• What you are asked to do
Would you count the lines in the material below that include the string "false"? Only the number is needed.

• Listed records

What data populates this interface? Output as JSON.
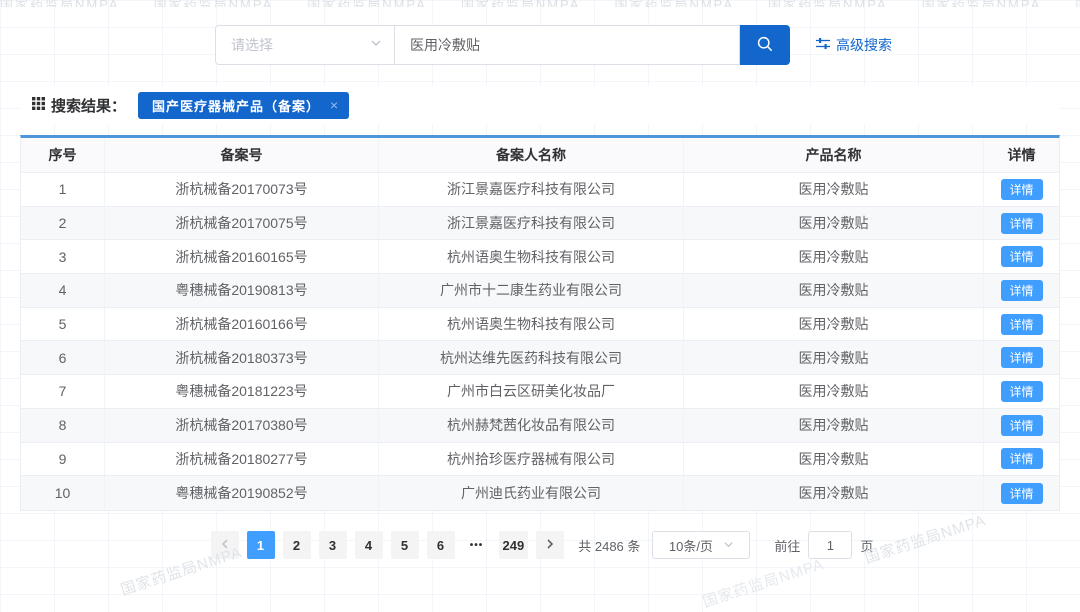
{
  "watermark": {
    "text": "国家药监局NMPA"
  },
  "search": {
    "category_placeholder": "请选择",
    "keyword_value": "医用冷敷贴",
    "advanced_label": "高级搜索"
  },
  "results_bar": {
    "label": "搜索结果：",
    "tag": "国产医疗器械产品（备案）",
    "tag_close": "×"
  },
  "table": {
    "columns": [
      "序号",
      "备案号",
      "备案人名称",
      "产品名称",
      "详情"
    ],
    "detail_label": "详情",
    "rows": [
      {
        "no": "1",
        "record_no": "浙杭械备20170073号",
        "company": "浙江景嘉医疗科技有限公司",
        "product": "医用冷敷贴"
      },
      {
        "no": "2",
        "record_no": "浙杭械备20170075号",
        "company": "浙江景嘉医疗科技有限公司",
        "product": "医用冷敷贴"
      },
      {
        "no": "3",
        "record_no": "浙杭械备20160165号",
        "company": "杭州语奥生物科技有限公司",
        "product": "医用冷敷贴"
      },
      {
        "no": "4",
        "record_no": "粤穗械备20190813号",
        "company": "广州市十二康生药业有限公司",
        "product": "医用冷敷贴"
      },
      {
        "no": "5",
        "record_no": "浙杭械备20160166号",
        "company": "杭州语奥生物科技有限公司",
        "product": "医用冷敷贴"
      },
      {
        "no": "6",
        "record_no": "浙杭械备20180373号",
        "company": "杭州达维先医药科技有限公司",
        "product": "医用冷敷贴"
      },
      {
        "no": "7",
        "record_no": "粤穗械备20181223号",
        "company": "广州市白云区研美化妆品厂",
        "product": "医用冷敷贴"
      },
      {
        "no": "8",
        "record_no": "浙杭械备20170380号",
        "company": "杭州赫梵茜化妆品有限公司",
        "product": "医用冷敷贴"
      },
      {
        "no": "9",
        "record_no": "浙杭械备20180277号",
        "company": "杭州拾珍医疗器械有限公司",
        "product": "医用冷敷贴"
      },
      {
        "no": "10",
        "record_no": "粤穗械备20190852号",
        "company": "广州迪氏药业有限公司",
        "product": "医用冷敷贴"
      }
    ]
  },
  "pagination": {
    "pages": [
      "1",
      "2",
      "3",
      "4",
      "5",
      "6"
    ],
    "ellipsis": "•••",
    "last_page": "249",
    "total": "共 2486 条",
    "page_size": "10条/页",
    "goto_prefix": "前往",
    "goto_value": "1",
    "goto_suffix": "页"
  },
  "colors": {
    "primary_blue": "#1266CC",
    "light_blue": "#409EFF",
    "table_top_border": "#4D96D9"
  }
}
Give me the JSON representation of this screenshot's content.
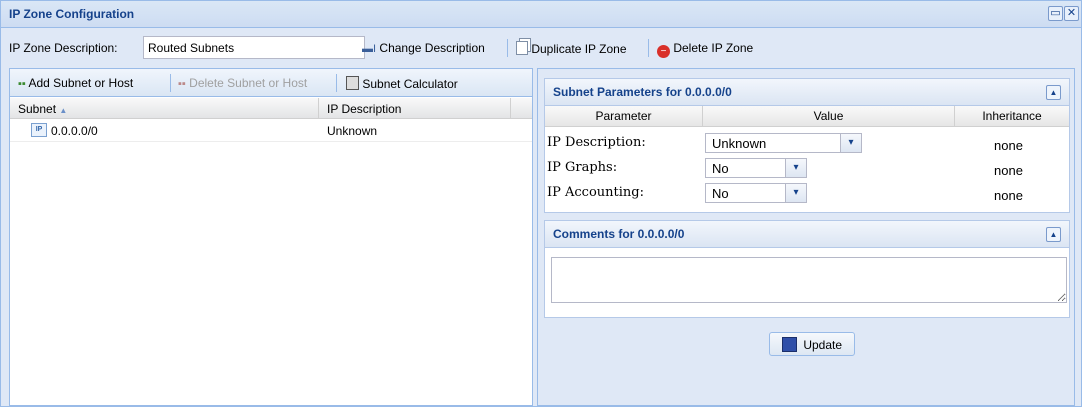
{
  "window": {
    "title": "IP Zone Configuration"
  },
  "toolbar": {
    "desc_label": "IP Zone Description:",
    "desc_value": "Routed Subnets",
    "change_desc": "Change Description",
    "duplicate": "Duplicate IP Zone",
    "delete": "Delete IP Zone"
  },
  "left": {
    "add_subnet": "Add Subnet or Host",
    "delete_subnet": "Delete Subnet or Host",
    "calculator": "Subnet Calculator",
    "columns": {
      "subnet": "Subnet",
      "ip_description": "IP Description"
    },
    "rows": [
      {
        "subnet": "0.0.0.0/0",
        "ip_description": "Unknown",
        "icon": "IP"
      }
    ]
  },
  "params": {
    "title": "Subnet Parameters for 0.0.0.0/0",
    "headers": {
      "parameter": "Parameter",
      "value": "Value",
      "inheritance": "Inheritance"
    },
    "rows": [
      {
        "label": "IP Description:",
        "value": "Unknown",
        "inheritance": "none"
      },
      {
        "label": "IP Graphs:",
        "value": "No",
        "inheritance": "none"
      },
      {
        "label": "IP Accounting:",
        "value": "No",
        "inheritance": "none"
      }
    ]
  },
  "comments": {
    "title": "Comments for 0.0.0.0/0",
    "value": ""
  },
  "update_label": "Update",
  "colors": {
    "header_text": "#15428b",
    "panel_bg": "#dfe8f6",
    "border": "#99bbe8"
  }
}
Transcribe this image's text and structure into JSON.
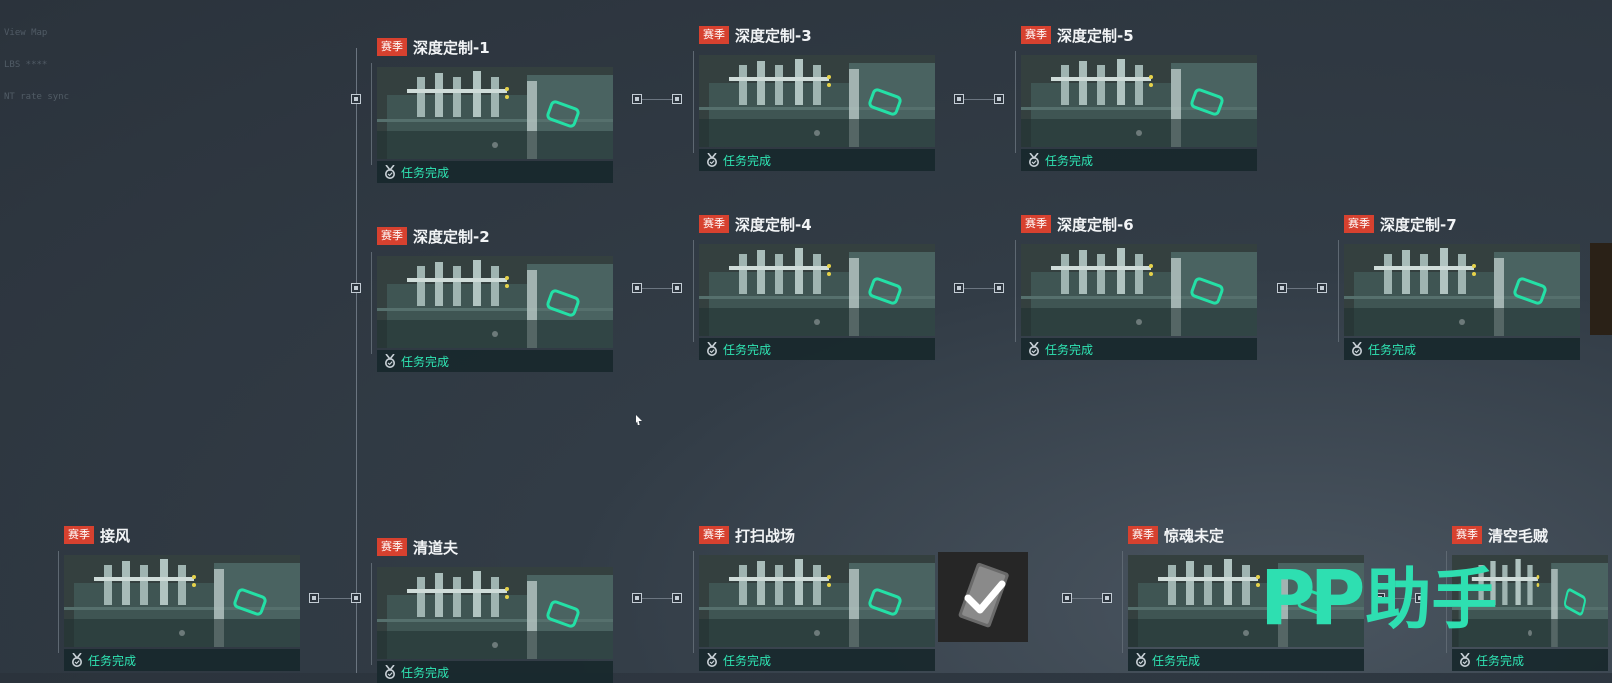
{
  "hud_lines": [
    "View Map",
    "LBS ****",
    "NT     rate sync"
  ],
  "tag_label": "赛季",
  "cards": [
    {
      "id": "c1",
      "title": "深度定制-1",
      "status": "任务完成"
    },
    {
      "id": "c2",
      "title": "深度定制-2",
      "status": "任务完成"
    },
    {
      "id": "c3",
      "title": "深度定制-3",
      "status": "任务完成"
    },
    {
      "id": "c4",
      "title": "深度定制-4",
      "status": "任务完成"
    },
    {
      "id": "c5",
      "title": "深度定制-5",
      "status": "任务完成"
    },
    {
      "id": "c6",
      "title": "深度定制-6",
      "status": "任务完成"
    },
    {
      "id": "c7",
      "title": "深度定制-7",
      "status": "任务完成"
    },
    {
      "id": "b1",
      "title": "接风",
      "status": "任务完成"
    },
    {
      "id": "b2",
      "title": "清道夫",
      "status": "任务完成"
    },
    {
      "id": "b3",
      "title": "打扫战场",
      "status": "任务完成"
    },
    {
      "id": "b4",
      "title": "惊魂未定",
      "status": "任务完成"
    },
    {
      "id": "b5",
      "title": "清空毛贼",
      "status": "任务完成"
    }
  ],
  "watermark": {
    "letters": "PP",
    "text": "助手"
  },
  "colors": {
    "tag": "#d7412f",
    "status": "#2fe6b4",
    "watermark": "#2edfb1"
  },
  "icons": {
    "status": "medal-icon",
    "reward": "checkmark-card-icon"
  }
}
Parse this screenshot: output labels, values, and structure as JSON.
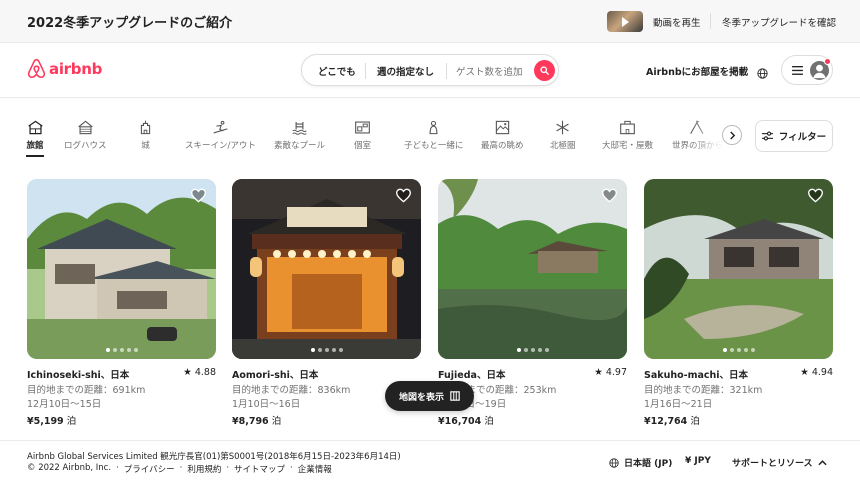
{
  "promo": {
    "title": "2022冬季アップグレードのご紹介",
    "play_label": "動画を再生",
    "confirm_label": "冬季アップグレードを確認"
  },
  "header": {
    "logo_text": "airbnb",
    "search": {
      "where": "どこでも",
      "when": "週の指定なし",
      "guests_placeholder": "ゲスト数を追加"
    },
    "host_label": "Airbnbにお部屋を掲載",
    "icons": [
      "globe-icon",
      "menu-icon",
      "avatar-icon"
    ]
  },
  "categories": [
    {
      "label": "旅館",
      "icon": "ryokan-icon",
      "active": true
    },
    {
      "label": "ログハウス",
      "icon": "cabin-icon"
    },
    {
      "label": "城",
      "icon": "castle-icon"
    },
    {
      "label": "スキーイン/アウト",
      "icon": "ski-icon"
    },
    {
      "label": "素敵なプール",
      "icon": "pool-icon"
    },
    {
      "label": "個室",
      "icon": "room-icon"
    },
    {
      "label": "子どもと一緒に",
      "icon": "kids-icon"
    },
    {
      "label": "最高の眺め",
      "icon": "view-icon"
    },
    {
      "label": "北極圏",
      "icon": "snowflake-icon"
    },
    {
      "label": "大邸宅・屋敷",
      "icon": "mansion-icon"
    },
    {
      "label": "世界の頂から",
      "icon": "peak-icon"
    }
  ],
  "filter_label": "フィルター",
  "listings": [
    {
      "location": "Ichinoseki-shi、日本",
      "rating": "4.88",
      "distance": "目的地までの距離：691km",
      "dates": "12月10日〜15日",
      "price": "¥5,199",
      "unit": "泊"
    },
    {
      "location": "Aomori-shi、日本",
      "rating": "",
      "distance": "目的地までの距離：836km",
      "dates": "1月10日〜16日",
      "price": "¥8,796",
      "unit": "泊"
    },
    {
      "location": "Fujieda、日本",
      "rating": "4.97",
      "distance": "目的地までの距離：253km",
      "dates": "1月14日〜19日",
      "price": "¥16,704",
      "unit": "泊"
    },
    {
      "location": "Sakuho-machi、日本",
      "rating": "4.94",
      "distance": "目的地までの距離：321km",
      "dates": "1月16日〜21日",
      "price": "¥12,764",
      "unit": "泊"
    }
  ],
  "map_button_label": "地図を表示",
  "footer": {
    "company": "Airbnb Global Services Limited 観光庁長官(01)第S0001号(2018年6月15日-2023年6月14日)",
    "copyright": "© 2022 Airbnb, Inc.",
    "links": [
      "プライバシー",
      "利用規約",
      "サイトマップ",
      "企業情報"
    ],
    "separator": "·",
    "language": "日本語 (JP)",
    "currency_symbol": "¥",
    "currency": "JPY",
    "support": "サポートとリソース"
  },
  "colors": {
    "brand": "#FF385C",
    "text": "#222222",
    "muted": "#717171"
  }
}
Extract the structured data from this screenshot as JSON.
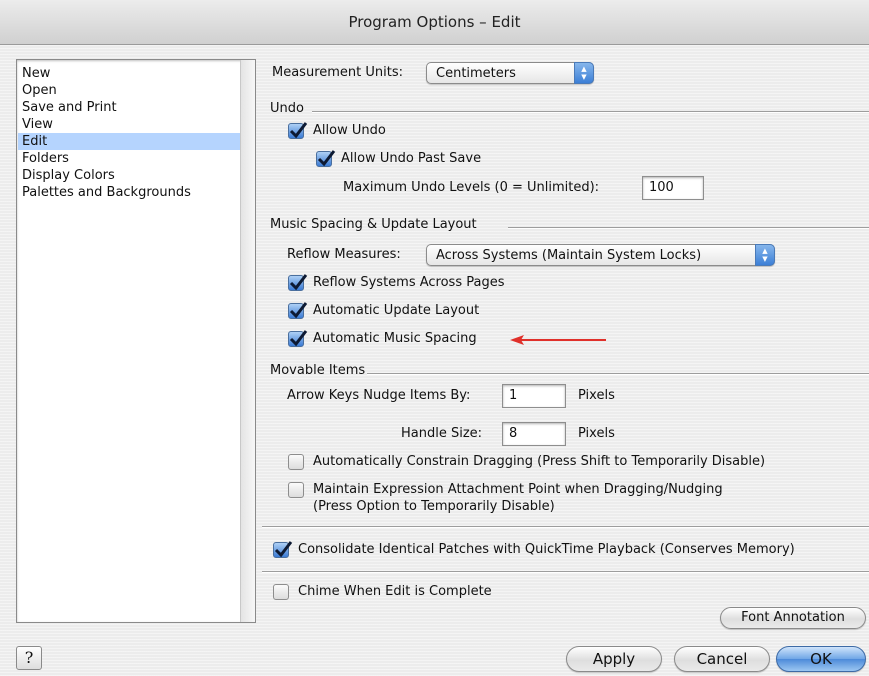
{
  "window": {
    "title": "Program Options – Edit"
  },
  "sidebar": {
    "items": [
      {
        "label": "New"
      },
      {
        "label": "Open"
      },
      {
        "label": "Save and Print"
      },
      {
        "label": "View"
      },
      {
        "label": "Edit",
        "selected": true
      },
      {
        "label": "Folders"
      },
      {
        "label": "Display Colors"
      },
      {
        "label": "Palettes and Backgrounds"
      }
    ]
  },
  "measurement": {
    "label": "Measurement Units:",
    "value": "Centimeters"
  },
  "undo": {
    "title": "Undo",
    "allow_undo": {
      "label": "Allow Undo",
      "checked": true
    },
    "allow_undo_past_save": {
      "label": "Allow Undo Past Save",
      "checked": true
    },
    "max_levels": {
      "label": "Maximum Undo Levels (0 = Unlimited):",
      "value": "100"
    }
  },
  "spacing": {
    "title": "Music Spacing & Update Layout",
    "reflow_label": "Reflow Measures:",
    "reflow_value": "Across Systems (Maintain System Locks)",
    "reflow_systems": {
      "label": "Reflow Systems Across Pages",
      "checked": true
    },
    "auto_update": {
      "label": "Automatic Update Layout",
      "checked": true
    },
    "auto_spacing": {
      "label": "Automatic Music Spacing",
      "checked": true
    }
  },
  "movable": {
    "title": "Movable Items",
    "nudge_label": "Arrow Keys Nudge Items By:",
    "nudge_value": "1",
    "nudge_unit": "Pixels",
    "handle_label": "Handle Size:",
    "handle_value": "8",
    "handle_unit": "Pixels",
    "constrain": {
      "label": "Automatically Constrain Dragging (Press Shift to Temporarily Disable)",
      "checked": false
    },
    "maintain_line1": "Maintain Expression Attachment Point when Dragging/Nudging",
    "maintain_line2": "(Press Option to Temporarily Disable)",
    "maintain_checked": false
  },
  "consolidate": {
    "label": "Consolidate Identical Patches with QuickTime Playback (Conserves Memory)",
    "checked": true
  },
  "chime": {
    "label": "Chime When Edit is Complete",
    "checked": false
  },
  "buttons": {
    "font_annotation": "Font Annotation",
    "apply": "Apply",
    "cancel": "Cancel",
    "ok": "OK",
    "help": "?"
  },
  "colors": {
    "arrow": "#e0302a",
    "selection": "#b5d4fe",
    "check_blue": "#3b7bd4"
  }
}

• Response to the task
3